**MATERIAL PROVIDED**
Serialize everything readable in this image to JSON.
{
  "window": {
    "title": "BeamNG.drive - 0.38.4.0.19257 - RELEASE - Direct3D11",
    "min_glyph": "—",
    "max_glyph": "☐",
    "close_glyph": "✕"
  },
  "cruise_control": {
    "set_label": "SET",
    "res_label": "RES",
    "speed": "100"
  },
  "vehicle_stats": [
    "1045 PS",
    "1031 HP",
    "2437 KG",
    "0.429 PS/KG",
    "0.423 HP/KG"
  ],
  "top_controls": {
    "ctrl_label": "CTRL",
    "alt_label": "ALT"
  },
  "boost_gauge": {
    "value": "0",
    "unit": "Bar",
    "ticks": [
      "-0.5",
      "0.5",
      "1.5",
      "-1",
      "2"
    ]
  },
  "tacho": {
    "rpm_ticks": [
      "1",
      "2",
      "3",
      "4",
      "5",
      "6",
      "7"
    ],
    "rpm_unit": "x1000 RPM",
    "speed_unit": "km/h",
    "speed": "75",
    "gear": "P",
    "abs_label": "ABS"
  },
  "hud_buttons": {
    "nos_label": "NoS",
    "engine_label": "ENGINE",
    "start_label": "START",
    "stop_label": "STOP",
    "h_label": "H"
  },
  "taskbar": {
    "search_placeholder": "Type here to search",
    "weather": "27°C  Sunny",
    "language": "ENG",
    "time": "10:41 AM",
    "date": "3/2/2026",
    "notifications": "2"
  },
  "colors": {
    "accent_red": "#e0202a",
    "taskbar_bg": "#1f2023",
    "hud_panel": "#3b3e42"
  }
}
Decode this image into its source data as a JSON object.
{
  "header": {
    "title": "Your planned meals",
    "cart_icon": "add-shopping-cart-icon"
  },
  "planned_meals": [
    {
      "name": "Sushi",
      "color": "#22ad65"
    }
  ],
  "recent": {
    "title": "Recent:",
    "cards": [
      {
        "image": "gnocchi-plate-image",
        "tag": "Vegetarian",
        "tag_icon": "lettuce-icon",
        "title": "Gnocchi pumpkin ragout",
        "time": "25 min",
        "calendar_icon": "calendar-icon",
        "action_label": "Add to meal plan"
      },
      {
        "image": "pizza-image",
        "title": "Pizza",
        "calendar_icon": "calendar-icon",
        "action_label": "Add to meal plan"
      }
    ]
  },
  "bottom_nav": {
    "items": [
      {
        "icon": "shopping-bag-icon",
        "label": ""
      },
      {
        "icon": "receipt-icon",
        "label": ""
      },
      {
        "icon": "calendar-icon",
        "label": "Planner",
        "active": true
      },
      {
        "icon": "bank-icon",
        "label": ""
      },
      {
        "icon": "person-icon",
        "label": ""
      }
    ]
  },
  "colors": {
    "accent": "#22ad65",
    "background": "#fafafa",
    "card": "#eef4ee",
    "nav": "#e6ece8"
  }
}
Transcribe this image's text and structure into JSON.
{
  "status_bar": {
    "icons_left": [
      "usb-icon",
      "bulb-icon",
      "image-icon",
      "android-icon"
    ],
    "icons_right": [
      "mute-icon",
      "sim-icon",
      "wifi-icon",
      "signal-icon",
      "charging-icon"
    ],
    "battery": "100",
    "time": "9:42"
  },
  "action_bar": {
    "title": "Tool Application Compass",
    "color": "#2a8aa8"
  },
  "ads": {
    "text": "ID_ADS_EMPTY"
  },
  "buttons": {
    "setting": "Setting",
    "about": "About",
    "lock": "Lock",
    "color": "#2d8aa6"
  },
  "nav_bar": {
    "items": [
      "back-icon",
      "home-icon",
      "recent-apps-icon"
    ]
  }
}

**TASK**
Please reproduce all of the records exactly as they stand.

**EXERCISE SOLUTION**
Serialize everything readable in this image to JSON.
{
  "window": {
    "title": "BeamNG.drive - 0.38.4.0.19257 - RELEASE - Direct3D11",
    "min_glyph": "—",
    "max_glyph": "☐",
    "close_glyph": "✕"
  },
  "cruise_control": {
    "set_label": "SET",
    "res_label": "RES",
    "speed": "100"
  },
  "vehicle_stats": [
    "1045 PS",
    "1031 HP",
    "2437 KG",
    "0.429 PS/KG",
    "0.423 HP/KG"
  ],
  "top_controls": {
    "ctrl_label": "CTRL",
    "alt_label": "ALT"
  },
  "boost_gauge": {
    "value": "0",
    "unit": "Bar",
    "ticks": [
      "-0.5",
      "0.5",
      "1.5",
      "-1",
      "2"
    ]
  },
  "tacho": {
    "rpm_ticks": [
      "1",
      "2",
      "3",
      "4",
      "5",
      "6",
      "7"
    ],
    "rpm_unit": "x1000 RPM",
    "speed_unit": "km/h",
    "speed": "75",
    "gear": "P",
    "abs_label": "ABS"
  },
  "hud_buttons": {
    "nos_label": "NoS",
    "engine_label": "ENGINE",
    "start_label": "START",
    "stop_label": "STOP",
    "h_label": "H"
  },
  "taskbar": {
    "search_placeholder": "Type here to search",
    "weather": "27°C  Sunny",
    "language": "ENG",
    "time": "10:41 AM",
    "date": "3/2/2026",
    "notifications": "2"
  },
  "colors": {
    "accent_red": "#e0202a",
    "taskbar_bg": "#1f2023",
    "hud_panel": "#3b3e42"
  }
}
Decode this image into its source data as a JSON object.
{
  "header": {
    "title": "Your planned meals",
    "cart_icon": "add-shopping-cart-icon"
  },
  "planned_meals": [
    {
      "name": "Sushi",
      "color": "#22ad65"
    }
  ],
  "recent": {
    "title": "Recent:",
    "cards": [
      {
        "image": "gnocchi-plate-image",
        "tag": "Vegetarian",
        "tag_icon": "lettuce-icon",
        "title": "Gnocchi pumpkin ragout",
        "time": "25 min",
        "calendar_icon": "calendar-icon",
        "action_label": "Add to meal plan"
      },
      {
        "image": "pizza-image",
        "title": "Pizza",
        "calendar_icon": "calendar-icon",
        "action_label": "Add to meal plan"
      }
    ]
  },
  "bottom_nav": {
    "items": [
      {
        "icon": "shopping-bag-icon",
        "label": ""
      },
      {
        "icon": "receipt-icon",
        "label": ""
      },
      {
        "icon": "calendar-icon",
        "label": "Planner",
        "active": true
      },
      {
        "icon": "bank-icon",
        "label": ""
      },
      {
        "icon": "person-icon",
        "label": ""
      }
    ]
  },
  "colors": {
    "accent": "#22ad65",
    "background": "#fafafa",
    "card": "#eef4ee",
    "nav": "#e6ece8"
  }
}
Transcribe this image's text and structure into JSON.
{
  "status_bar": {
    "icons_left": [
      "usb-icon",
      "bulb-icon",
      "image-icon",
      "android-icon"
    ],
    "icons_right": [
      "mute-icon",
      "sim-icon",
      "wifi-icon",
      "signal-icon",
      "charging-icon"
    ],
    "battery": "100",
    "time": "9:42"
  },
  "action_bar": {
    "title": "Tool Application Compass",
    "color": "#2a8aa8"
  },
  "ads": {
    "text": "ID_ADS_EMPTY"
  },
  "buttons": {
    "setting": "Setting",
    "about": "About",
    "lock": "Lock",
    "color": "#2d8aa6"
  },
  "nav_bar": {
    "items": [
      "back-icon",
      "home-icon",
      "recent-apps-icon"
    ]
  }
}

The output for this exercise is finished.